The 5 Questions First-Time Homebuyers are Too Embarrassed to Ask – ANSWERED!
Is one of your goals for 2017 to buy a home? Maybe you spend inordinate amounts of time trolling Zillow and it is time to pull the plug, but you have questions you are too embarrassed to ask. Having successfully represented many first-time homebuyers for their transactions across all price points, I notice the same questions come up over and over again. Here are my answers to the five most common:
1.) What is “Earnest Money”?
When you submit your offer to the seller, you will be required to write a check for some portion of the purchase price to show good faith that you intend to proceed with the deal and to give the seller comfort in taking their property off the market. It may be $1,000, $20,000 or more and sometimes you pay a smaller amount up front and then after completion of inspection you will deposit a second, larger amount. Every deal is a little bit different, so ask your attorney or realtor to explain how yours will work.
If the transaction does not close because, for example, you decide at the last minute that you want to purchase a similar property that came on the market for less money, you may have to forfeit your earnest money to the seller as compensation to them for holding their property off the market for a period of time. Speak with your attorney about your options if you want to get out of the deal; in some cases, the earnest money can be saved.
If the deal goes through, the earnest money will be applied to your purchase price at closing.
2.) What is “Attorney Review”?
After you and the seller hammer out your deal, most Illinois form real estate contracts contain language that allows both sides’ attorneys to review the terms and re-negotiate the deal to some extent. Typically the re-negotiations are related to issues that arise during inspection or during the attorney’s review of condominium documents if you are buying a condo.
For example, if the inspection reveals major problems with the roof that the seller did not initially disclose, your attorney may be able to negotiate a repair credit. Or, if your attorney discovers that the condominium association intends to make a special assessment for damages from a storm that happened while the seller occupied the unit, that may provide an opportunity for the attorney to negotiate down your purchase price.
After attorney review is complete and the final deal is agreed upon, you can proceed toward closing.
3.) What is “Closing”?
The “closing” will typically take place at a title company or attorneys’ office. Buyer must be present; seller may or may not be there. Buyer’s attorney will review all closing documents with him or her – for example, the mortgage, deed, and other loan paperwork that, once signed, will mean you own the home. A closing typically lasts about 2 hours, but may be shorter or longer. Bring your identification and be ready to sign a lot of paperwork. The process called a “closing” because it means the contract between the party “closes,” funds are disbursed by your lender to the seller, and you will receive your deed and keys to the property. The seller will no longer have any rights to the property.

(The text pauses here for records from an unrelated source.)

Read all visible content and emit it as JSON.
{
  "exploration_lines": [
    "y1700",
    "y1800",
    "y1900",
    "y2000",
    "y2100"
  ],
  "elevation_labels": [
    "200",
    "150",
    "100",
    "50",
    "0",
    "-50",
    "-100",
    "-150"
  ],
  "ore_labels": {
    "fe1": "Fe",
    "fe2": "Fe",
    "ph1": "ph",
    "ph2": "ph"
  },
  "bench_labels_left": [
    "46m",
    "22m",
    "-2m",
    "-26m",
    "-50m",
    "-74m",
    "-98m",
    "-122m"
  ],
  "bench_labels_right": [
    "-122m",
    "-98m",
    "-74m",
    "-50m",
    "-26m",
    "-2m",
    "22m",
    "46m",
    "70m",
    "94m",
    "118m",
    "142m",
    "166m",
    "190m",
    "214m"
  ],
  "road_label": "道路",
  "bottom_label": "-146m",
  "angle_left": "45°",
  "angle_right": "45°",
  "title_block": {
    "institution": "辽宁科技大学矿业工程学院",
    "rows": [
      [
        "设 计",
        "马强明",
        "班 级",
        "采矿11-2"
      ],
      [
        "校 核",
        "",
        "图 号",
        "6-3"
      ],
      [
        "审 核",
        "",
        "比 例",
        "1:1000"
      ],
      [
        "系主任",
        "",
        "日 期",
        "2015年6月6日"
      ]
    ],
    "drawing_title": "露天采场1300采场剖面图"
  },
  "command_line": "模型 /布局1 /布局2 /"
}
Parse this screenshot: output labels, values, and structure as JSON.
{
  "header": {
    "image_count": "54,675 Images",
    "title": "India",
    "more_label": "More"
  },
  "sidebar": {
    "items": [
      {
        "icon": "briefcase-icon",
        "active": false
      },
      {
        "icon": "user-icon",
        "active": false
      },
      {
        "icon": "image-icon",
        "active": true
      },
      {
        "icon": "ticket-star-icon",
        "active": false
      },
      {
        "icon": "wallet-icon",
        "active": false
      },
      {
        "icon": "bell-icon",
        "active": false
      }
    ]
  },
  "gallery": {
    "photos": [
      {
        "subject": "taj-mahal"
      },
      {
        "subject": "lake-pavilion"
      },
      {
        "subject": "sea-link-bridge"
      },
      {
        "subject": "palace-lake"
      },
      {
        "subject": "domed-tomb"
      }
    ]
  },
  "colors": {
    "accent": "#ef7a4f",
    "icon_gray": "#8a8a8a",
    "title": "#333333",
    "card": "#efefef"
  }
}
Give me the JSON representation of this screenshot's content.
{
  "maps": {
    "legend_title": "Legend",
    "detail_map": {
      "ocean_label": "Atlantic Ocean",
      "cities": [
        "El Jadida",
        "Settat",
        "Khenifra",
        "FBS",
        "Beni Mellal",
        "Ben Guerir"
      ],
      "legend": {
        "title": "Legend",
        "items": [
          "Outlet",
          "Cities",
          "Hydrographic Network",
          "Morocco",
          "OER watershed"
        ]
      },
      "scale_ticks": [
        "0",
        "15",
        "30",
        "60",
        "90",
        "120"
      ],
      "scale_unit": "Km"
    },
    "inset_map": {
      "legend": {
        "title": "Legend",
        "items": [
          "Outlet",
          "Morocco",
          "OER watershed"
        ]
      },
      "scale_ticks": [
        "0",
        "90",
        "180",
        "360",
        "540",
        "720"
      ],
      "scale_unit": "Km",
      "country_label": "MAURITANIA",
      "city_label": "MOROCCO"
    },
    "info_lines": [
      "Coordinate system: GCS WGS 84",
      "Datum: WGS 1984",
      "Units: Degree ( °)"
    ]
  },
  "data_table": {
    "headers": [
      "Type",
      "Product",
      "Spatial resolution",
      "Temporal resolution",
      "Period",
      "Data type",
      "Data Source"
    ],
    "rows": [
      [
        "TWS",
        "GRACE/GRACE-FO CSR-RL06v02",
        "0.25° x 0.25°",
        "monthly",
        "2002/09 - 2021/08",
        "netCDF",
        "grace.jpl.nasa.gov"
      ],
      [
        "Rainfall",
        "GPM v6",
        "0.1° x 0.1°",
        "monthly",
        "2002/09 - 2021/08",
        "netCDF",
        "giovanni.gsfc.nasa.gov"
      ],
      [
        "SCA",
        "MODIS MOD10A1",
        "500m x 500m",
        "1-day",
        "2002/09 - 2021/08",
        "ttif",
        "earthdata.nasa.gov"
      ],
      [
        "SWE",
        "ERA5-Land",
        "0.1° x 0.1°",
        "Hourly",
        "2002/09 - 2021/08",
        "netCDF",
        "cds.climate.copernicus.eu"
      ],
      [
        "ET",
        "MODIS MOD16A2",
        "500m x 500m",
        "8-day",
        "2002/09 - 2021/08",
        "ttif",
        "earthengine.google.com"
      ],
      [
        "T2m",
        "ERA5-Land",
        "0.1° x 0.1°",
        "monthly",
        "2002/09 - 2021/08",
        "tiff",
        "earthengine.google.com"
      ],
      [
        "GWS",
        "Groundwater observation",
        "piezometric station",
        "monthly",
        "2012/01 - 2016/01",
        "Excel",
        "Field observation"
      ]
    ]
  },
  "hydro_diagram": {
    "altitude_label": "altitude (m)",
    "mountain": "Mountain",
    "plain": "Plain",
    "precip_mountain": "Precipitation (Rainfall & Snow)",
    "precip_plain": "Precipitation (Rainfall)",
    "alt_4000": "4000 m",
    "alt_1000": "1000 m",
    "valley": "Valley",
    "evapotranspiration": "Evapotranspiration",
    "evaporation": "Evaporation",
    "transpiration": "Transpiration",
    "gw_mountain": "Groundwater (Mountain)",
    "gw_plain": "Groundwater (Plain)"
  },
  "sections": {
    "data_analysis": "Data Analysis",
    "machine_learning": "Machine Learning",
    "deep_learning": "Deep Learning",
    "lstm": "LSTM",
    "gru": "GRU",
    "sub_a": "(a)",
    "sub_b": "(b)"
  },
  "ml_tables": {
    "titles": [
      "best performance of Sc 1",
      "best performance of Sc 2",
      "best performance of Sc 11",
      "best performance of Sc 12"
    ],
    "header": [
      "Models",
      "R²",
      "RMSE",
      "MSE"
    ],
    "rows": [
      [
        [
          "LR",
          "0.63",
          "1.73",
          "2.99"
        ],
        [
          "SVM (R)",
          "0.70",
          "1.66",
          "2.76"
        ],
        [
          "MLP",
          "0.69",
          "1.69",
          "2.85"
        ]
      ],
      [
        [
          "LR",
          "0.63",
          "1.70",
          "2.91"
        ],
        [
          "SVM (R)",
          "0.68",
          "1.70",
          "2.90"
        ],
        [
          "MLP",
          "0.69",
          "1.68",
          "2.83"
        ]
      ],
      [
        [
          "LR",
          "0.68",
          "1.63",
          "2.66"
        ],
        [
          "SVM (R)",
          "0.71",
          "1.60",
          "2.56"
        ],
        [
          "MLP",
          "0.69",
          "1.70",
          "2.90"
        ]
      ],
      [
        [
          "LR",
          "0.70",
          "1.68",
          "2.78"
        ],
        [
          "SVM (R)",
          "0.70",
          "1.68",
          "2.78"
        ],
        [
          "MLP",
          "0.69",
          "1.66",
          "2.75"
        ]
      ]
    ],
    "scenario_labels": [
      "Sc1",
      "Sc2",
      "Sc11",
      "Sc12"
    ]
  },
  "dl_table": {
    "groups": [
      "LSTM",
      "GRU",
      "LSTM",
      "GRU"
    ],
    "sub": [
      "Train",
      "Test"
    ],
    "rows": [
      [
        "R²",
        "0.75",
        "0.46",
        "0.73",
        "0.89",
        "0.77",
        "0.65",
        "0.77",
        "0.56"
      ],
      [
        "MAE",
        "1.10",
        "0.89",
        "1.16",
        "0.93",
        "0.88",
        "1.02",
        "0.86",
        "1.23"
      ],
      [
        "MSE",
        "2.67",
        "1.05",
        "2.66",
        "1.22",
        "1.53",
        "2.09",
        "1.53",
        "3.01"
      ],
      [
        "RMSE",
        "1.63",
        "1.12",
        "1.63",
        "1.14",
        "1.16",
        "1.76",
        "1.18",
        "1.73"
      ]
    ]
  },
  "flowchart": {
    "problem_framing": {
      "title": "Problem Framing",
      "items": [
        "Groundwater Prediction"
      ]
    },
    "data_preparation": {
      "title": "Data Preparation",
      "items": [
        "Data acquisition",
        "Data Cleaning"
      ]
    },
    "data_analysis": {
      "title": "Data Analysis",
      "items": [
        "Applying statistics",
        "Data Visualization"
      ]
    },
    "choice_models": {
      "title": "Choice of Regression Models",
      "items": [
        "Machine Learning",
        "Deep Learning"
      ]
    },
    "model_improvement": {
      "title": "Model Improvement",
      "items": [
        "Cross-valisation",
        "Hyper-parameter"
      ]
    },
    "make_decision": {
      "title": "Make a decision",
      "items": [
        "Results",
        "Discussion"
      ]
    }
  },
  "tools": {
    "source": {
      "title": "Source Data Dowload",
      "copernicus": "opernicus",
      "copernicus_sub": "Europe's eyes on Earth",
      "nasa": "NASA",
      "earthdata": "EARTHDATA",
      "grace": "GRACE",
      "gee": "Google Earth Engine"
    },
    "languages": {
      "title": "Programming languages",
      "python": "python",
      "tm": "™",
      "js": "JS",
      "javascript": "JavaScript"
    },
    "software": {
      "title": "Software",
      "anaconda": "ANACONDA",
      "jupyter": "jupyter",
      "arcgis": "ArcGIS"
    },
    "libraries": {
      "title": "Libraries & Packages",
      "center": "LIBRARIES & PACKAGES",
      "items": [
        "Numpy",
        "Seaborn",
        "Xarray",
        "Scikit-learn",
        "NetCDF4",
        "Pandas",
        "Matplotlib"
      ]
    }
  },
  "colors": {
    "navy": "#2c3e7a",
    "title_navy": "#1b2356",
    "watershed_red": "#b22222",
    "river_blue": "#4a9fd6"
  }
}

4.) What is “Title Insurance”?
In Illinois, title insurance is purchased by the seller and provides assurance to you that you actually own the property you think you own. The seller’s attorney or title company will search the property records to make sure there are no clerical errors, unknown liens, undisclosed heirs or other possible problems lurking in the past of your property. For example, if an owner many years ago passed away and the estate was not handled properly, there could be a long lost relative that has claim to your property. Title insurance will pay to defend you in court if anyone challenges your rights to the property and compensate you if you lose. Like any insurance policy, title insurance has exclusions so speak with your attorney about the coverage you will receive.
5.) Where does my mortgage lender fit into all of this?
When you make your offer on the property, you should already have a “pre-approval” from your lender. This means the lender will loan you the money for the property, subject to a more detailed review of your background, employment, income, assets and liabilities. So, during the same time that the property is being inspected and your attorney is reviewing the contract, your lender will be asking you for various documents like bank statements and pay-stubs to confirm your ability to repay the loan. Once your lender confirms that they can give you the loan, they will alert you that you have a “clear to close” meaning the closing can go forward and they will transmit the money to the title company to be given to the seller.
As assurance that you will pay back the loan, the lender will have a mortgage on your property. If you do not pay your loan payments or violate other terms of your agreement with your lender (which will be explained to you at closing), the lender will be able to go to court and take the property in foreclosure proceedings.
If you have any questions, feel free to send them to me, attorney Junilla Sledziewski. Rest assured that there is no silly question, and every deal is a little bit different.
If you need a real estate attorney in the Chicago area to guide you through the closing process, give us a call today:
Statman, Harris & Eyrich, LLC
30 S Wacker Dr #2200
Chicago, IL 60606